  21. Carol Corrado & Charles Hulten & Daniel Sichel, 2009. "Intangible Capital And U.S. Economic Growth," Review of Income and Wealth, International Association for Research in Income and Wealth, vol. 55(3), pages 661-685, 09.
Full references (including those not matched with items on IDEAS)

This item is not listed on Wikipedia, on a reading list or among the top items on IDEAS.

When requesting a correction, please mention this item's handle: RePEc:imp:wpaper:5280. See general information about how to correct material in RePEc.

For technical questions regarding this item, or to correct its authors, title, abstract, bibliographic or download information, contact: (Dr David A Wilson)

If you have authored this item and are not yet registered with RePEc, we encourage you to do it here. This allows to link your profile to this item. It also allows you to accept potential citations to this item that we are uncertain about.

If references are entirely missing, you can add them using this form.

If the full references list an item that is present in RePEc, but the system did not link to it, you can help with this form.

If you know of missing items citing this one, you can help us creating those links by adding the relevant references in the same way as above, for each refering item. If you are a registered author of this item, you may also want to check the "citations" tab in your profile, as there may be some citations waiting for confirmation.

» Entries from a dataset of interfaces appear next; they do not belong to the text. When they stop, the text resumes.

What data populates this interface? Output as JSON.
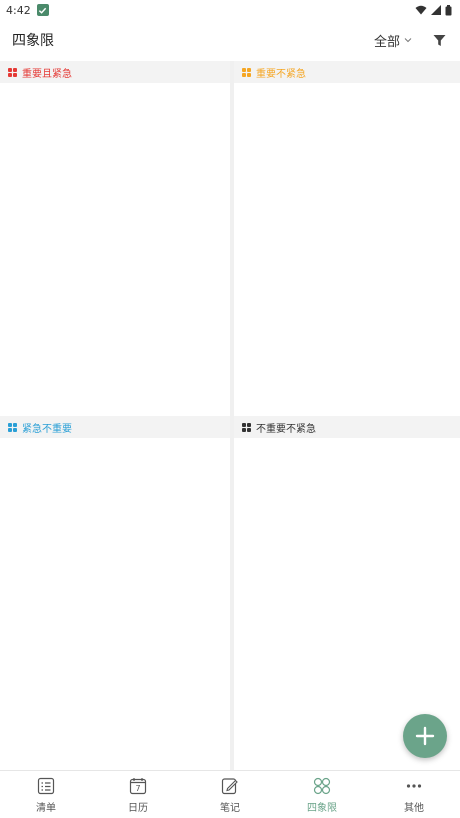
{
  "status_bar": {
    "time": "4:42"
  },
  "header": {
    "title": "四象限",
    "filter_label": "全部"
  },
  "quadrants": [
    {
      "label": "重要且紧急",
      "color": "#e53935"
    },
    {
      "label": "重要不紧急",
      "color": "#f5a623"
    },
    {
      "label": "紧急不重要",
      "color": "#2a9fd6"
    },
    {
      "label": "不重要不紧急",
      "color": "#333333"
    }
  ],
  "bottom_nav": [
    {
      "label": "清单",
      "icon": "list-icon"
    },
    {
      "label": "日历",
      "icon": "calendar-icon",
      "day": "7"
    },
    {
      "label": "笔记",
      "icon": "note-icon"
    },
    {
      "label": "四象限",
      "icon": "quadrant-icon",
      "active": true
    },
    {
      "label": "其他",
      "icon": "more-icon"
    }
  ],
  "colors": {
    "accent": "#6ba48a",
    "header_bg": "#f3f3f3"
  }
}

Please note that corrections may take a couple of weeks to filter through the various RePEc services.

This information is provided to you by IDEAS at the Research Division of the Federal Reserve Bank of St. Louis using RePEc data.